**INSTRUCTIONS FOR THE TASK**
Every line of the entries below that mentions "title" is to be copied out.

━━━━━ DATASET EXTRACT

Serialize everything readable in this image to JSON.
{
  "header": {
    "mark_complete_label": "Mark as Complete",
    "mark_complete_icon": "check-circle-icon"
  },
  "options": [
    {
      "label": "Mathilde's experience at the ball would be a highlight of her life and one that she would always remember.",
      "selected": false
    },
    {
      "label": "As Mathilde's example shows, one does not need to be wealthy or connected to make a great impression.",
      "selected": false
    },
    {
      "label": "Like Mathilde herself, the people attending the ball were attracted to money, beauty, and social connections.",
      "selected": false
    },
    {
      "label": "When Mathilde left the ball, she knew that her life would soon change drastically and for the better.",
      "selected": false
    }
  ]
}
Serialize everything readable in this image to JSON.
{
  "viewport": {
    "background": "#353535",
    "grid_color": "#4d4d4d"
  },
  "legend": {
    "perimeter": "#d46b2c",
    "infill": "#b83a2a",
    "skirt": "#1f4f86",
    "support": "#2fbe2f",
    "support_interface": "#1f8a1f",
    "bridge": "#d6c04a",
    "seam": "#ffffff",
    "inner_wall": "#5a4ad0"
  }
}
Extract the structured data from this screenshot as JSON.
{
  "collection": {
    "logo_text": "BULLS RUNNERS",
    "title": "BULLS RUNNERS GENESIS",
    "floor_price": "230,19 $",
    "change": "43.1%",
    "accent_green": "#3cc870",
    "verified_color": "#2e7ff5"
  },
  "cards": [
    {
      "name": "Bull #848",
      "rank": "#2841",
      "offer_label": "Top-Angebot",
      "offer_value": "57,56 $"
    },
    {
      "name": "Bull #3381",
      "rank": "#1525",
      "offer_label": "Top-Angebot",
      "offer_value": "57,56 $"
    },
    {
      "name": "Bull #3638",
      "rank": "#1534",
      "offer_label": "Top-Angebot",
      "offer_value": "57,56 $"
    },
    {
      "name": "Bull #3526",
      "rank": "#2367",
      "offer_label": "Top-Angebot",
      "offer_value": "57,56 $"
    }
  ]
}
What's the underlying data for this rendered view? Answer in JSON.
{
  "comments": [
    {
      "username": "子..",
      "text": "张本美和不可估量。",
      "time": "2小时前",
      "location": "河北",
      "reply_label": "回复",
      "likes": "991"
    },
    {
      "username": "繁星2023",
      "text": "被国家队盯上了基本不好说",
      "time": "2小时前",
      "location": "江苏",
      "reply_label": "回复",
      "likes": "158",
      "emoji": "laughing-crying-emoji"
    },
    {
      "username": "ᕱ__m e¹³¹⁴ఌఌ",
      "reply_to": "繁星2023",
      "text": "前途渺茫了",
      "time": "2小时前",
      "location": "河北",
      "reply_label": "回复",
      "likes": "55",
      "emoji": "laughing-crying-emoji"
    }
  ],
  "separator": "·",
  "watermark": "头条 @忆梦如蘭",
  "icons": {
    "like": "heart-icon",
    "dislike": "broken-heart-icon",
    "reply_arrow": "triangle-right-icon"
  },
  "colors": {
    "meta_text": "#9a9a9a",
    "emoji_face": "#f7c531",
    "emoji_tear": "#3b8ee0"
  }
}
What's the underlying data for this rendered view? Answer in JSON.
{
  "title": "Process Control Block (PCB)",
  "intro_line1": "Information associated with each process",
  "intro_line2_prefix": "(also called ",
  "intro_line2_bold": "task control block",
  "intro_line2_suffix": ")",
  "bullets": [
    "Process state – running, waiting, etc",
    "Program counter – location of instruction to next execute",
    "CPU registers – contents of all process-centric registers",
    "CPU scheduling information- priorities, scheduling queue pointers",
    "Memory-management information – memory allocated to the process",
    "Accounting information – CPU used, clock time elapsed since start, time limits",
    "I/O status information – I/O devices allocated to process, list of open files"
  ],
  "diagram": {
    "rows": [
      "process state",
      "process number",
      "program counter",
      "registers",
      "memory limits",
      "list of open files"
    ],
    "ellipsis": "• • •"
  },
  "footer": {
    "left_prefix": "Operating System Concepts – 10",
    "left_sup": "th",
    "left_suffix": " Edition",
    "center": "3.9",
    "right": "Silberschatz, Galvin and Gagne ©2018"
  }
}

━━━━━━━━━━

**PROBLEM SOLUTION**
    "title": "BULLS RUNNERS GENESIS",
  "title": "Process Control Block (PCB)",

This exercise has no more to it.